### Your goal
The response must contain every line from the records below that has "趣味图片制作器".

......

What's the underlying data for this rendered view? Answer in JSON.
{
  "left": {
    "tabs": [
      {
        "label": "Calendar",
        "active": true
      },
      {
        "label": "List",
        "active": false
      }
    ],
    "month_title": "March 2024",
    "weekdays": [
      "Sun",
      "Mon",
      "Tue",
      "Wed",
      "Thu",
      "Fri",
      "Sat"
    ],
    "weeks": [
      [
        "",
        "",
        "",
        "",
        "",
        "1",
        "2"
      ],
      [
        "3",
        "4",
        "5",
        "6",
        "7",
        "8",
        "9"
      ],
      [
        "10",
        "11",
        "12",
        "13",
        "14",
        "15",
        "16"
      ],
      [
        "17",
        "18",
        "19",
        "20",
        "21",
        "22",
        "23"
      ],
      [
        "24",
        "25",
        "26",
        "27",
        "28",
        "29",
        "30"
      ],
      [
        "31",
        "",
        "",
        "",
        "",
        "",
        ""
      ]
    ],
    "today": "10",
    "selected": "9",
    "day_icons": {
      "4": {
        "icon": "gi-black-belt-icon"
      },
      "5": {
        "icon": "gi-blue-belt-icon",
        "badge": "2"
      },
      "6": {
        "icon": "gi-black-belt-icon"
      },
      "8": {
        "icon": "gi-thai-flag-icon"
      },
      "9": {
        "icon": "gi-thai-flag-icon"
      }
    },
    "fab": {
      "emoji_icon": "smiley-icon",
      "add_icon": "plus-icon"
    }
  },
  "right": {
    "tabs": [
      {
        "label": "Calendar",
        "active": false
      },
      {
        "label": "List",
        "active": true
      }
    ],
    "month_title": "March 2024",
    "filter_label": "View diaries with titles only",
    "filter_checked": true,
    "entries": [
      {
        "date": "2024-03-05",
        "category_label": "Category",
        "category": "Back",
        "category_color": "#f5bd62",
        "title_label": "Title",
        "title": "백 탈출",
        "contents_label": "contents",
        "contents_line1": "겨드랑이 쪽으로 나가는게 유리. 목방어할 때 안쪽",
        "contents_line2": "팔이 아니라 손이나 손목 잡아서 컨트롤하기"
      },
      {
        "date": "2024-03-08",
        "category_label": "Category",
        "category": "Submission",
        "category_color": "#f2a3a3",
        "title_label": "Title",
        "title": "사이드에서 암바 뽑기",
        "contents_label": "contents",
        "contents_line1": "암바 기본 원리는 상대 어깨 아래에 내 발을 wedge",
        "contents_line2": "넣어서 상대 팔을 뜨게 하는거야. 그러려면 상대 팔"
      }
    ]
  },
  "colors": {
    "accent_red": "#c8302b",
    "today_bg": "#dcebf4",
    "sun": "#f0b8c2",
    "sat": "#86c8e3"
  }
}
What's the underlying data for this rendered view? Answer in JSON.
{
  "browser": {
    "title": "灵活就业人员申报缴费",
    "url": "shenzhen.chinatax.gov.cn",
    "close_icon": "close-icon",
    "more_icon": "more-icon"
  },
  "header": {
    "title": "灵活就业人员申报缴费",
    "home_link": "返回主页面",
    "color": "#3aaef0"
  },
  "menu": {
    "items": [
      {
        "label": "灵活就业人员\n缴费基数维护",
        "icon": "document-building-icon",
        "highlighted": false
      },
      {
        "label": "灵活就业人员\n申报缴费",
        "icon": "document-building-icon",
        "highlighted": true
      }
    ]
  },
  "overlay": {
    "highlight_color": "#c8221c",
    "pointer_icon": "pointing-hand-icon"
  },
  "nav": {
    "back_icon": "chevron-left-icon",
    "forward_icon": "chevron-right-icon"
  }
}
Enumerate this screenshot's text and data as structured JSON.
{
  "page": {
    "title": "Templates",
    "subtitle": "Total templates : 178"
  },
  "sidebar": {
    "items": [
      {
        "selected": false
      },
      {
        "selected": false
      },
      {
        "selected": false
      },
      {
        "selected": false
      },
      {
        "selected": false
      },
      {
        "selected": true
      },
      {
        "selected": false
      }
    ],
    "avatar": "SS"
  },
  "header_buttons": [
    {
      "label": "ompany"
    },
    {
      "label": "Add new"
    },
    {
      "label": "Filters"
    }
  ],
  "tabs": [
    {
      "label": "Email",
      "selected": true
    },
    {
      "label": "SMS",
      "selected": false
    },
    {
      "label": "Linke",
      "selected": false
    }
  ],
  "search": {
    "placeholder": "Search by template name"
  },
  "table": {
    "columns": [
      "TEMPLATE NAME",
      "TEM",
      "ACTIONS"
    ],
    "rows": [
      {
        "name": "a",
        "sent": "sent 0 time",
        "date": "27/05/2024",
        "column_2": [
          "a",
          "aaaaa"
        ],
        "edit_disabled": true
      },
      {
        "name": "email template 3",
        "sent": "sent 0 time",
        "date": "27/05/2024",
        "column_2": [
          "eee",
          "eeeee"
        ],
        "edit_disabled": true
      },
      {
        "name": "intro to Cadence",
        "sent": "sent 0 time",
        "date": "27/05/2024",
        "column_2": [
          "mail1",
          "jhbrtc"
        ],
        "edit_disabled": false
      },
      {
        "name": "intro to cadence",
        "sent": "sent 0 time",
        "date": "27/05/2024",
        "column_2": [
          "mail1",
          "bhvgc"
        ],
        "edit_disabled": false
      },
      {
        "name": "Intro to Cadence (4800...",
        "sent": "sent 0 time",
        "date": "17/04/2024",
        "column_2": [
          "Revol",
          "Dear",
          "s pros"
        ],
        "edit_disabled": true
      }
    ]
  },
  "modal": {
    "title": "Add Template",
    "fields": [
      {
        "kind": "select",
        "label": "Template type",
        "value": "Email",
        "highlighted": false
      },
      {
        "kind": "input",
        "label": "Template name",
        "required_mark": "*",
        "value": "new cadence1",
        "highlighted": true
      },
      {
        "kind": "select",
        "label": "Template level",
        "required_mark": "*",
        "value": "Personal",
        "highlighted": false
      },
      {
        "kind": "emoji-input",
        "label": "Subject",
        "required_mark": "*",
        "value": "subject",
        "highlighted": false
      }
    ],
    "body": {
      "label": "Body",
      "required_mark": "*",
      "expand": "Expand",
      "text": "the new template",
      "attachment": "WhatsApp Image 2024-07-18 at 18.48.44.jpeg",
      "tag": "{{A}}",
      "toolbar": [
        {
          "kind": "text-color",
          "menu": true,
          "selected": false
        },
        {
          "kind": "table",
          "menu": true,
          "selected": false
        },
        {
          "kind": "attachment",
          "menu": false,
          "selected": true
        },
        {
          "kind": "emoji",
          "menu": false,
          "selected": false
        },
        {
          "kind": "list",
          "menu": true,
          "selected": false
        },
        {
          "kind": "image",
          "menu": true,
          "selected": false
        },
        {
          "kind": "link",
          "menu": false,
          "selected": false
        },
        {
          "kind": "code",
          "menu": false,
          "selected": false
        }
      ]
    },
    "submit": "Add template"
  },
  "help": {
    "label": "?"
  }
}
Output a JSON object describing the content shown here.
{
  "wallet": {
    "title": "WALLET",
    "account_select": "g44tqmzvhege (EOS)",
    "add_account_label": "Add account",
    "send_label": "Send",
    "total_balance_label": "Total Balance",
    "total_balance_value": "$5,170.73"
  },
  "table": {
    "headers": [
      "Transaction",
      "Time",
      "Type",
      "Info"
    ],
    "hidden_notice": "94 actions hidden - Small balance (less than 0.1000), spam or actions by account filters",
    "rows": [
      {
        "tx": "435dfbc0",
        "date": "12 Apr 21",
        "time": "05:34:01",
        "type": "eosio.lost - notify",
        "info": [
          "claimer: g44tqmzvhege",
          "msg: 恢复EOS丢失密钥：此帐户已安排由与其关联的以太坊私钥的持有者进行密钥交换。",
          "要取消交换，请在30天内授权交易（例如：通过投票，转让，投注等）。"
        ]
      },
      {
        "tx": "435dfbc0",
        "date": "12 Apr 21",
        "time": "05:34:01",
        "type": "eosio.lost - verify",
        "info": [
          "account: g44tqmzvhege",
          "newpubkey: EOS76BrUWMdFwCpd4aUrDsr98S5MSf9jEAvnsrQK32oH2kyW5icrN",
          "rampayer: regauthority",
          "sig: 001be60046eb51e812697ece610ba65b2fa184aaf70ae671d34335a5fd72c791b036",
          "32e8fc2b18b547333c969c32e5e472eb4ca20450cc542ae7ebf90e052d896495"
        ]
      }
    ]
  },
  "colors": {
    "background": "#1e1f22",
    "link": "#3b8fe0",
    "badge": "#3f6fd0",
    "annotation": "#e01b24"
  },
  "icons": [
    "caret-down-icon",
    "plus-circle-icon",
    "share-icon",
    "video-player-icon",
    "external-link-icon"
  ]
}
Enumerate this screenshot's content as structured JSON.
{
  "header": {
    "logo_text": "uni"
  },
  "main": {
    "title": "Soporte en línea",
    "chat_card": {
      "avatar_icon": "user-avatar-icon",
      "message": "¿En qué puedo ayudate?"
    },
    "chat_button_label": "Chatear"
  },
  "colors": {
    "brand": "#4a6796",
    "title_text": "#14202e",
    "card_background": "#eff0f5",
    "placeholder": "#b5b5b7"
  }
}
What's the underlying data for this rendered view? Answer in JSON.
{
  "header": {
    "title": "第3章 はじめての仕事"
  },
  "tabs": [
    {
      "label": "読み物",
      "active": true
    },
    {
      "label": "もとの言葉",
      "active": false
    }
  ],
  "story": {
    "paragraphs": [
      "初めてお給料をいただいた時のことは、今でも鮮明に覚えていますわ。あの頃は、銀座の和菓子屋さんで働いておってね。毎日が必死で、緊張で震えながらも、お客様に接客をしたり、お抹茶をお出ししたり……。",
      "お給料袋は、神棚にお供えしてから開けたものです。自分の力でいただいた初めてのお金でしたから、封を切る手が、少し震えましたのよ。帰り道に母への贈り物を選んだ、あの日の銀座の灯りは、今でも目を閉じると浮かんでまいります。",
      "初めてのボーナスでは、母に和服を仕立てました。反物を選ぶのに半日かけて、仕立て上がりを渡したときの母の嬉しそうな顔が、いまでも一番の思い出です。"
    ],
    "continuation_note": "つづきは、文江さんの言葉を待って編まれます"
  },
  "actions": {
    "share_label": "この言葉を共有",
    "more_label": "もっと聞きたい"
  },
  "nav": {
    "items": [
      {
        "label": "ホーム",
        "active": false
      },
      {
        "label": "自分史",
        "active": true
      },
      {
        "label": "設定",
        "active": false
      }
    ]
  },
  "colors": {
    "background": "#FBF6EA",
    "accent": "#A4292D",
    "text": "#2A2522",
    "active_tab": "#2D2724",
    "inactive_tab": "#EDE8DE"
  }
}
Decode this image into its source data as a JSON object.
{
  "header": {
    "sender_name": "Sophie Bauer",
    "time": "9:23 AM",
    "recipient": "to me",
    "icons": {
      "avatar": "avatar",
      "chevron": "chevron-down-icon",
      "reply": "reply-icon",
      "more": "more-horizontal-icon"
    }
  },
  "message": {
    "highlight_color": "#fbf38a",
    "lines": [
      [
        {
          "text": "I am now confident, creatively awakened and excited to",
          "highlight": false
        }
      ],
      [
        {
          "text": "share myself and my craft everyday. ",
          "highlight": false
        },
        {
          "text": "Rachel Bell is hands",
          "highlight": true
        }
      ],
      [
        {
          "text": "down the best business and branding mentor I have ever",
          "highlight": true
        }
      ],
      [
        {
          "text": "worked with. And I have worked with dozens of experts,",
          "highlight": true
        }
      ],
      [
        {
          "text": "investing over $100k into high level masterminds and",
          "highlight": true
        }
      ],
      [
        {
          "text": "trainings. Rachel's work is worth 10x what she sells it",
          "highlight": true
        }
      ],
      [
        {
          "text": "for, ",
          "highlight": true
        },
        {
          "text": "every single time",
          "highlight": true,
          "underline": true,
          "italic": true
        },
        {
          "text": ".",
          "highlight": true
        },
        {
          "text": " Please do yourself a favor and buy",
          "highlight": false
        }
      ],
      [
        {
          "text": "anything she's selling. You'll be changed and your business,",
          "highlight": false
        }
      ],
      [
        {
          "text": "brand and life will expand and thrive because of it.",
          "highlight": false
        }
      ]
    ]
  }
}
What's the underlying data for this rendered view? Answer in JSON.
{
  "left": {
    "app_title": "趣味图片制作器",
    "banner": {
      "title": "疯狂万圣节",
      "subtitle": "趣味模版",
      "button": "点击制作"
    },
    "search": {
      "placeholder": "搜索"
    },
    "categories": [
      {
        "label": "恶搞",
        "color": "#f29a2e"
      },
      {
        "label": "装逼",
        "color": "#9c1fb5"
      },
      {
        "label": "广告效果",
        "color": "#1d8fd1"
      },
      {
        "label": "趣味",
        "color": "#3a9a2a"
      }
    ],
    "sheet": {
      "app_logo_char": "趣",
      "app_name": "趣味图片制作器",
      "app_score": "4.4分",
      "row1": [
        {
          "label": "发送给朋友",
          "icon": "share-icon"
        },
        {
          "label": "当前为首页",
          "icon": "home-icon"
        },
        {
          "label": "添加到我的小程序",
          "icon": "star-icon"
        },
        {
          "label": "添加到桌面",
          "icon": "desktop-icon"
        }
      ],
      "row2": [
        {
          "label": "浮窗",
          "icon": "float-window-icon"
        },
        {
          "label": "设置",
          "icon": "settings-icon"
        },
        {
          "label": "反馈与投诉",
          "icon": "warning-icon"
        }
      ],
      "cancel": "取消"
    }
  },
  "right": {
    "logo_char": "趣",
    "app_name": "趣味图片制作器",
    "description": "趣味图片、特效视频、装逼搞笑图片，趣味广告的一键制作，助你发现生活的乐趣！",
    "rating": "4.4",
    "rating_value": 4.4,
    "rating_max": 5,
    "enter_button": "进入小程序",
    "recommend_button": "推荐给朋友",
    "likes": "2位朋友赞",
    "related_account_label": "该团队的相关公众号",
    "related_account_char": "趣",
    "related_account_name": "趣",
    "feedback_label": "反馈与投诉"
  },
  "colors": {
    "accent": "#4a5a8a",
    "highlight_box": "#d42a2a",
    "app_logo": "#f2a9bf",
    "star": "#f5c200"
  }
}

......

### Solution
    "app_title": "趣味图片制作器",
      "app_name": "趣味图片制作器",
    "app_name": "趣味图片制作器",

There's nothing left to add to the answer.